[Website and app data records]
::::

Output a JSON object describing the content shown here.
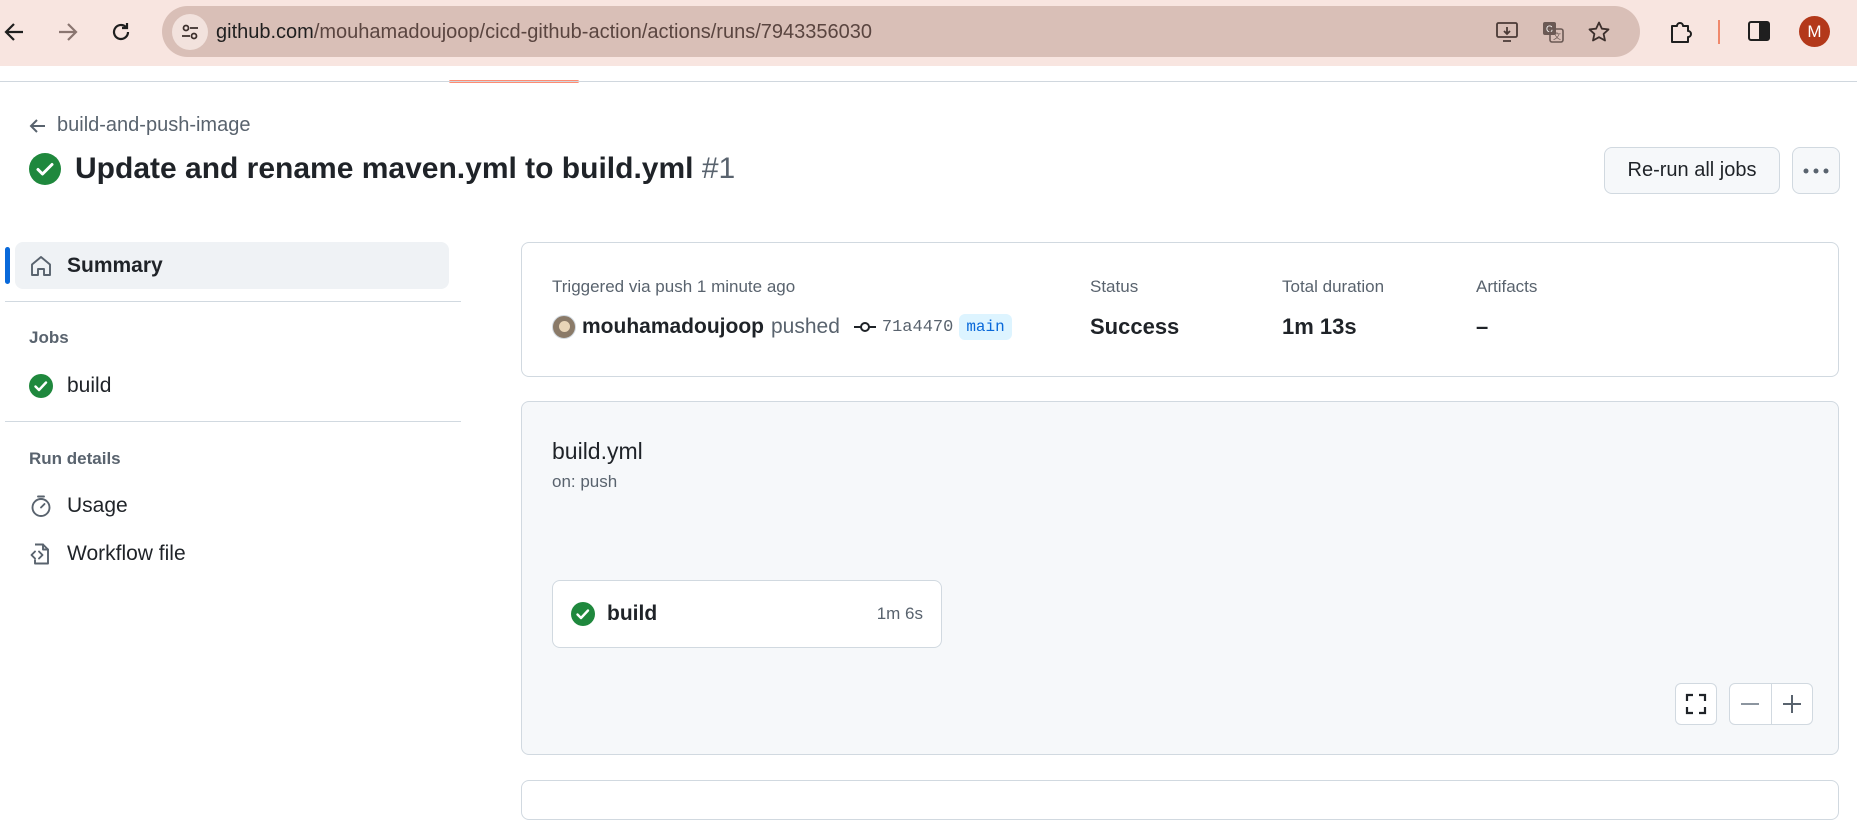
{
  "browser": {
    "url_host": "github.com",
    "url_path": "/mouhamadoujoop/cicd-github-action/actions/runs/7943356030",
    "profile_initial": "M"
  },
  "header": {
    "back_label": "build-and-push-image",
    "run_title": "Update and rename maven.yml to build.yml",
    "run_number": "#1",
    "rerun_label": "Re-run all jobs"
  },
  "sidebar": {
    "summary_label": "Summary",
    "jobs_heading": "Jobs",
    "jobs": [
      {
        "label": "build"
      }
    ],
    "run_details_heading": "Run details",
    "details": [
      {
        "label": "Usage"
      },
      {
        "label": "Workflow file"
      }
    ]
  },
  "summary": {
    "triggered_label": "Triggered via push 1 minute ago",
    "user": "mouhamadoujoop",
    "action": "pushed",
    "commit": "71a4470",
    "branch": "main",
    "status_label": "Status",
    "status_value": "Success",
    "duration_label": "Total duration",
    "duration_value": "1m 13s",
    "artifacts_label": "Artifacts",
    "artifacts_value": "–"
  },
  "workflow": {
    "name": "build.yml",
    "trigger": "on: push",
    "jobs": [
      {
        "name": "build",
        "duration": "1m 6s"
      }
    ]
  },
  "colors": {
    "success": "#1f883d",
    "accent": "#0969da",
    "chrome_bg": "#f8e5e0"
  }
}
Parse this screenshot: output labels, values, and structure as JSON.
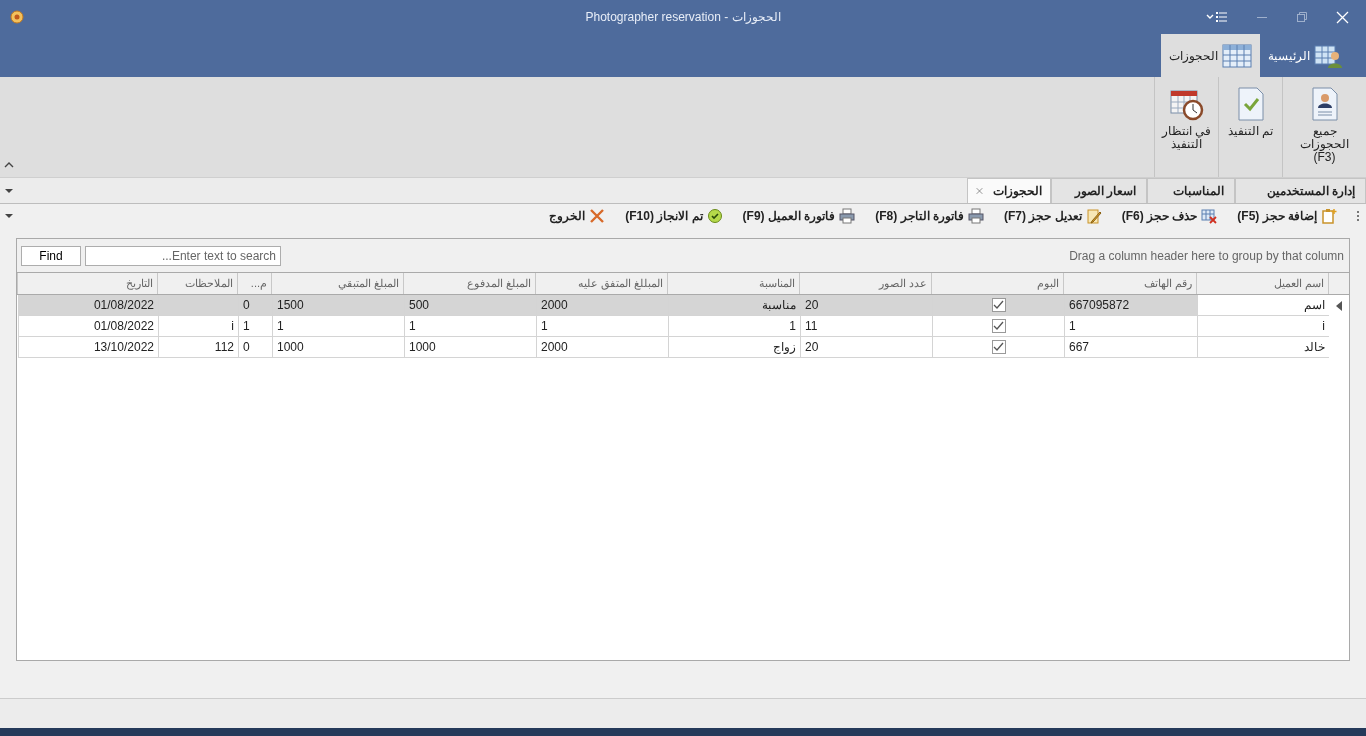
{
  "window": {
    "title": "Photographer reservation - الحجوزات"
  },
  "ribbon_tabs": [
    {
      "label": "الرئيسية",
      "selected": false
    },
    {
      "label": "الحجوزات",
      "selected": true
    }
  ],
  "ribbon_buttons": [
    {
      "label": "جميع الحجوزات (F3)",
      "kind": "person"
    },
    {
      "label": "تم التنفيذ",
      "kind": "check"
    },
    {
      "label": "في انتظار التنفيذ",
      "kind": "calendar"
    }
  ],
  "doc_tabs": [
    {
      "label": "إدارة المستخدمين",
      "selected": false,
      "closable": false
    },
    {
      "label": "المناسبات",
      "selected": false,
      "closable": false
    },
    {
      "label": "اسعار الصور",
      "selected": false,
      "closable": false
    },
    {
      "label": "الحجوزات",
      "selected": true,
      "closable": true
    }
  ],
  "toolbar": [
    {
      "label": "إضافة حجز (F5)",
      "kind": "add"
    },
    {
      "label": "حذف حجز (F6)",
      "kind": "delete"
    },
    {
      "label": "تعديل حجز (F7)",
      "kind": "edit"
    },
    {
      "label": "فاتورة التاجر (F8)",
      "kind": "print"
    },
    {
      "label": "فاتورة العميل (F9)",
      "kind": "print"
    },
    {
      "label": "تم الانجاز (F10)",
      "kind": "done"
    },
    {
      "label": "الخروج",
      "kind": "exit"
    }
  ],
  "group_panel": "Drag a column header here to group by that column",
  "search": {
    "placeholder": "Enter text to search...",
    "button": "Find"
  },
  "table": {
    "columns": [
      "اسم العميل",
      "رقم الهاتف",
      "البوم",
      "عدد الصور",
      "المناسبة",
      "المبللغ المتفق عليه",
      "المبلغ المدفوع",
      "المبلغ المتبقي",
      "م...",
      "الملاحظات",
      "التاريخ"
    ],
    "rows": [
      {
        "selected": true,
        "cells": [
          "اسم",
          "667095872",
          true,
          "20",
          "مناسبة",
          "2000",
          "500",
          "1500",
          "0",
          "",
          "01/08/2022"
        ]
      },
      {
        "selected": false,
        "cells": [
          "i",
          "1",
          true,
          "11",
          "1",
          "1",
          "1",
          "1",
          "1",
          "i",
          "01/08/2022"
        ]
      },
      {
        "selected": false,
        "cells": [
          "خالد",
          "667",
          true,
          "20",
          "زواج",
          "2000",
          "1000",
          "1000",
          "0",
          "112",
          "13/10/2022"
        ]
      }
    ]
  }
}
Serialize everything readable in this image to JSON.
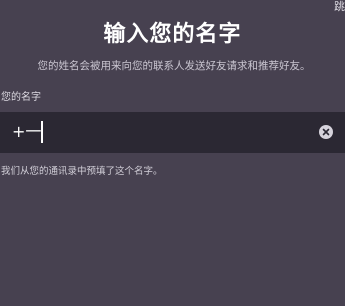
{
  "header": {
    "skip_label": "跳",
    "title": "输入您的名字",
    "subtitle": "您的姓名会被用来向您的联系人发送好友请求和推荐好友。"
  },
  "name_field": {
    "label": "您的名字",
    "value": "+一",
    "clear_icon": "clear-circle-icon"
  },
  "helper_text": "我们从您的通讯录中预填了这个名字。"
}
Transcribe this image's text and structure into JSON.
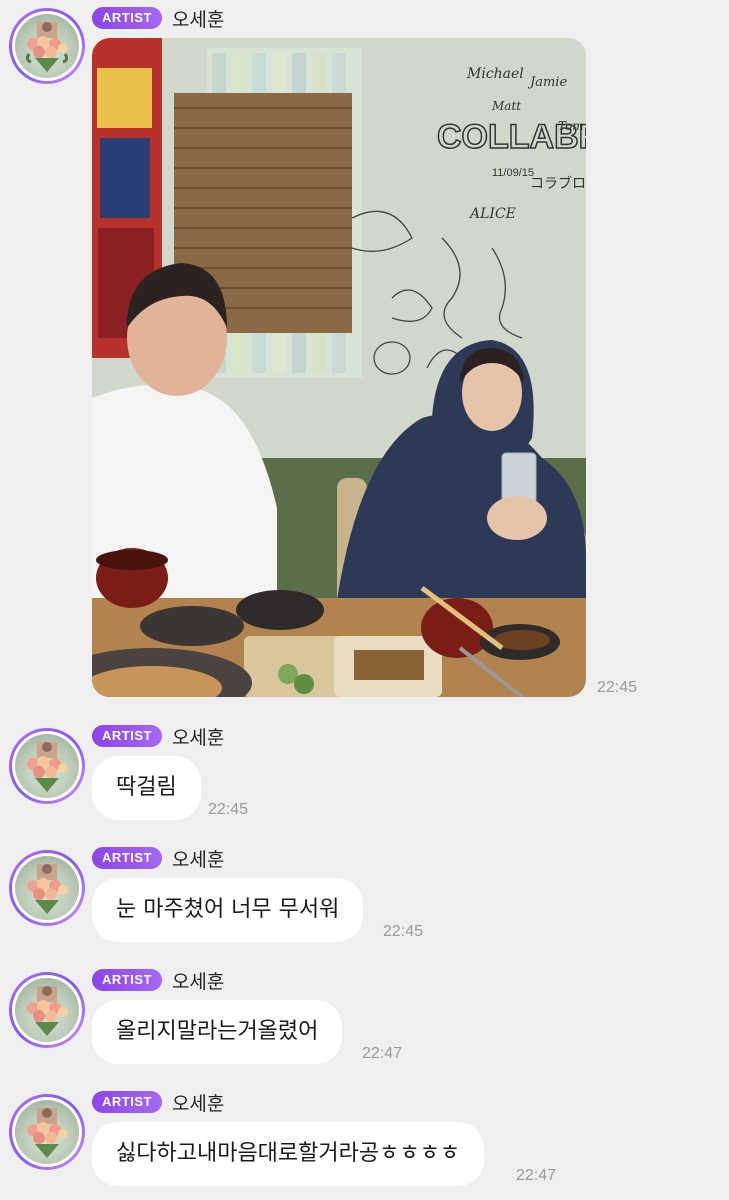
{
  "messages": [
    {
      "badge": "ARTIST",
      "sender": "오세훈",
      "type": "photo",
      "photo_description_icon": "photo-icon",
      "time": "22:45",
      "wall_signatures": {
        "collabro": "COLLABRO",
        "collabro_date": "11/09/15",
        "collabro_jp": "コラブロ",
        "names": [
          "Michael",
          "Jamie",
          "Matt",
          "Tom"
        ],
        "alice": "ALICE"
      }
    },
    {
      "badge": "ARTIST",
      "sender": "오세훈",
      "type": "text",
      "text": "딱걸림",
      "time": "22:45"
    },
    {
      "badge": "ARTIST",
      "sender": "오세훈",
      "type": "text",
      "text": "눈 마주쳤어 너무 무서워",
      "time": "22:45"
    },
    {
      "badge": "ARTIST",
      "sender": "오세훈",
      "type": "text",
      "text": "올리지말라는거올렸어",
      "time": "22:47"
    },
    {
      "badge": "ARTIST",
      "sender": "오세훈",
      "type": "text",
      "text": "싫다하고내마음대로할거라공ㅎㅎㅎㅎ",
      "time": "22:47"
    }
  ],
  "colors": {
    "background": "#efefef",
    "badge": "#8b45e8",
    "bubble": "#ffffff",
    "time": "#9a9a9a"
  }
}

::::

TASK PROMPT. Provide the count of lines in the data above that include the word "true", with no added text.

FINISHED EXERCISE. 7